Why is there Halloween?
A different explanation.
Halloween? Isn't it Satanic? the old Black woman chided me on the bus. We often talk about cultural matters.
"Actually, it's as Christian as, well, Corpus Christi."I said. Being observant Anglican has some advantages.
"Well it's not in the Bible."
"No, but it's not pagan, either. Why do you think it's on the eve of All Saints? And what about All Souls Day? 'Let us now praise famous men..?'"
"All Saints is Satanic. All Souls is Satanic, a man-made holiday!"
Resisting mightily my urge to put on my lapsed-Satanist pointy hat, or Secular Humanist hat (I doffed them both rather publicly, a few years ago), and point out that the Bible is also a human artifact, I reminded myself of my favorite explanation for Halloween, which is completely non-Satanic, non-Fluffy Wiccan, and only faintly partaking of witchcraft As We Know it...
It's to be remembered that while many of its neighbors were pagan, Ireland remained a Christian entity, separate from Rome for several centuries, resulting, in some cases, in an odd hybrid of practices. For instance,
the end of the Irish Civil Year was when the last sheaf of grain was harvested, and began on All Saint's Day. Most years, it was fairly close, even overlapping, so that there was little ambiguity. However, some years, grain had to be harvested early, and so there might be anything from a night to a week that belonged neither to one year or another.
This kind of calendrical glitch was not uncommon in some societies -- in Early Rome, there was no reckoning of days or months between December and March. In Ireland, however, this situation led to a mild social crisis every time it occurred.
It was hard to press any kind of civil suit that occurred on no particular day of no particular year. It was easy to get away with all kinds of petty crime, quasi-legal mischief (like fortunetelling, spellcasting and begging) and revenge pranks, too. Therefore, especially at night, people stayed home, lit candles in apples and turnips and left them by the door or in a window, and if they had to go out, they'd cover their faces, turn their clothing inside out, or do other things to disguise themselves.
Shut up for long nights and short days, people began to wonder: if it's no real year, did that mean there was no time? Would that mean that places, events, even people from the past might, somehow, be walking around out there? All Saint's was the day for the commemoration of holy people. All Souls was for the ordinary kind of person, the souls in Purgatory. The Eve of All Hallows must, therefore be when those in Hell might walk free! The English invaded, the Irish Civil calendar was discarded, but the idea of late October as a time of fear and mischief remained.
And so it was, that in Early America, Irish young men would go forth on the last two nights of October, wreaking havoc (overturning outhouses and/or lighting fires was a popular gesture), getting drunk, and generally being a public nuisance until the 1930's when the Boy Scouts got into the action, substituting doing skits, songs and magic tricks in costume for the "trick" part and encouraging grown folks to "treat" them with candies, hot cider, doughnuts and the like. In the 60's UNICEF used the idea to collect for children's charities, a hard sell for smaller kids to'get', but amazingly effective. Nowadays, the only people truly frightened are parents, who love outdoing each other on how terrible it all is.
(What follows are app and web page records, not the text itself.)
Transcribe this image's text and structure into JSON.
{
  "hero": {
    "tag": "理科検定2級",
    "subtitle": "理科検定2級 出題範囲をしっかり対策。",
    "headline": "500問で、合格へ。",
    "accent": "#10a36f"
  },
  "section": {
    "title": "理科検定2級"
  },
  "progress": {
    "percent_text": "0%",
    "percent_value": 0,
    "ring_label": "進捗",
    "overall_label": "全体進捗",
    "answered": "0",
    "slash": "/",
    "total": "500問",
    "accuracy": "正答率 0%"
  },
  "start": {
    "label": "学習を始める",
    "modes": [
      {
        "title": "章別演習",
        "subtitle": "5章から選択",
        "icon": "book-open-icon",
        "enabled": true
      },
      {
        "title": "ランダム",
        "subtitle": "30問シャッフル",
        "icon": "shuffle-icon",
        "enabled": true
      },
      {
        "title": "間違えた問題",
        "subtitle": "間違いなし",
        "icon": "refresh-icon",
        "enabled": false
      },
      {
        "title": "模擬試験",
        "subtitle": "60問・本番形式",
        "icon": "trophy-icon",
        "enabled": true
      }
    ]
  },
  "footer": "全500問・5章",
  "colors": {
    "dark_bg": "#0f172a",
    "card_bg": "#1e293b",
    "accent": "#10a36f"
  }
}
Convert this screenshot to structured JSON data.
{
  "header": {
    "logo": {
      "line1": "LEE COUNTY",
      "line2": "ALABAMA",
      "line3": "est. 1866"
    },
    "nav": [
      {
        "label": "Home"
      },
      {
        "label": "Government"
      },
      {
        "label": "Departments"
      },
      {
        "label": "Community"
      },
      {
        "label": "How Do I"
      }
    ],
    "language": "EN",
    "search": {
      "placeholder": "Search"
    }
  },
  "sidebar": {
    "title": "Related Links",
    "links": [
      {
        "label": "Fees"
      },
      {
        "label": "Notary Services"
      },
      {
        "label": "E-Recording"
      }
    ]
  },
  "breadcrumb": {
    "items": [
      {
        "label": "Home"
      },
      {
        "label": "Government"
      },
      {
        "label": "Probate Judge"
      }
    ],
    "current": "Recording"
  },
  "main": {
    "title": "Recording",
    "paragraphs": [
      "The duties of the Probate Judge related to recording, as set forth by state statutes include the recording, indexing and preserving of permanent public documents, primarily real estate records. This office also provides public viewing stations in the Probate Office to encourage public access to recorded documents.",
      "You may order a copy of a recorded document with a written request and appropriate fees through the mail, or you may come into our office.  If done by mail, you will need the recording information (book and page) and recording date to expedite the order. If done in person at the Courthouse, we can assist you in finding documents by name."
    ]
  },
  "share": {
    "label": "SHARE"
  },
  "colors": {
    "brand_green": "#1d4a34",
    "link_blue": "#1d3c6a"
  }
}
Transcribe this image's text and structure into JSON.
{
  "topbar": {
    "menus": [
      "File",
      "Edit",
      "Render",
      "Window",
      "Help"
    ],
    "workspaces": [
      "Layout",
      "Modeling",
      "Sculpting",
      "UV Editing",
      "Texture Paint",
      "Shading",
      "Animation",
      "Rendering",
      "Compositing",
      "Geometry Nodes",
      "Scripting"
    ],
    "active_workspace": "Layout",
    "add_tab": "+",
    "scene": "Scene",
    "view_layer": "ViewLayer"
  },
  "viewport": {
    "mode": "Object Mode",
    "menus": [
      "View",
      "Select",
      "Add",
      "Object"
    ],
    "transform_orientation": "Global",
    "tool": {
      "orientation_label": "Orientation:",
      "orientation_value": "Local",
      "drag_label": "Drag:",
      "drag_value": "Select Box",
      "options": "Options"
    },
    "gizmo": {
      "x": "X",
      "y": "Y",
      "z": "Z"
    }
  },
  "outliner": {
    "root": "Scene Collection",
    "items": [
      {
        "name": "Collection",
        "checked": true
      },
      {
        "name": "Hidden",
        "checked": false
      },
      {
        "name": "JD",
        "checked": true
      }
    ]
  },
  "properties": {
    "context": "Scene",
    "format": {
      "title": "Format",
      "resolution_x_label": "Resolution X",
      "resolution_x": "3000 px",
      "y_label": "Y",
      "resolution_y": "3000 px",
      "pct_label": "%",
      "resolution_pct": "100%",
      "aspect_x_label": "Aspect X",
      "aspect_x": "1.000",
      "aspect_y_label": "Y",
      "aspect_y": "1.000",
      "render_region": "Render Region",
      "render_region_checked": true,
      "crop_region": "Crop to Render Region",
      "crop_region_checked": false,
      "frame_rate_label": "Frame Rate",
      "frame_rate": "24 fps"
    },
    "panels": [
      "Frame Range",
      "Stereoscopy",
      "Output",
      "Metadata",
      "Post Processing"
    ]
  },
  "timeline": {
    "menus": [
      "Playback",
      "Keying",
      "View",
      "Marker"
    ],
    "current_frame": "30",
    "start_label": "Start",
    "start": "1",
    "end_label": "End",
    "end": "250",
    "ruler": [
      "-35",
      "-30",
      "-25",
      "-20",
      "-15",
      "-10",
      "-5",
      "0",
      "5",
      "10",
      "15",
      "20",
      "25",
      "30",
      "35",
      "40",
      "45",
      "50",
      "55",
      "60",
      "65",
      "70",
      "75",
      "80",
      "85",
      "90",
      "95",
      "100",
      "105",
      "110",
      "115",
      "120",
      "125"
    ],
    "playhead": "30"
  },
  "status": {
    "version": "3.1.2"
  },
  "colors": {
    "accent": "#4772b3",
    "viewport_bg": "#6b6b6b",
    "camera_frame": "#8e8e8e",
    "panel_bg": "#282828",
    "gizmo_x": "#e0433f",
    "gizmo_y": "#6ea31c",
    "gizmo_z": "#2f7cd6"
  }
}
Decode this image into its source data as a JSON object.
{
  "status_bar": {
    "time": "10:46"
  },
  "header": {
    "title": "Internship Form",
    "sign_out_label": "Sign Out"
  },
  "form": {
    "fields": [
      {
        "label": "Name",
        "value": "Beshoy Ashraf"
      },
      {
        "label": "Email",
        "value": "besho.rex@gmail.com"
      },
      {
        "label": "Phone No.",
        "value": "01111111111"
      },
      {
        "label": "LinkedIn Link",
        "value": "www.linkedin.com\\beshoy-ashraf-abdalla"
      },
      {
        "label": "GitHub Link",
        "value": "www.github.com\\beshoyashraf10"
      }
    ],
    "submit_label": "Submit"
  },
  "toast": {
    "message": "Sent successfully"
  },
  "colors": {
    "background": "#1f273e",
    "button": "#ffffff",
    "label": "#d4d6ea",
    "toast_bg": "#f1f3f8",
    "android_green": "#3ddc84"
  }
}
It may be not everyone's explanation, but I'm sticking to it.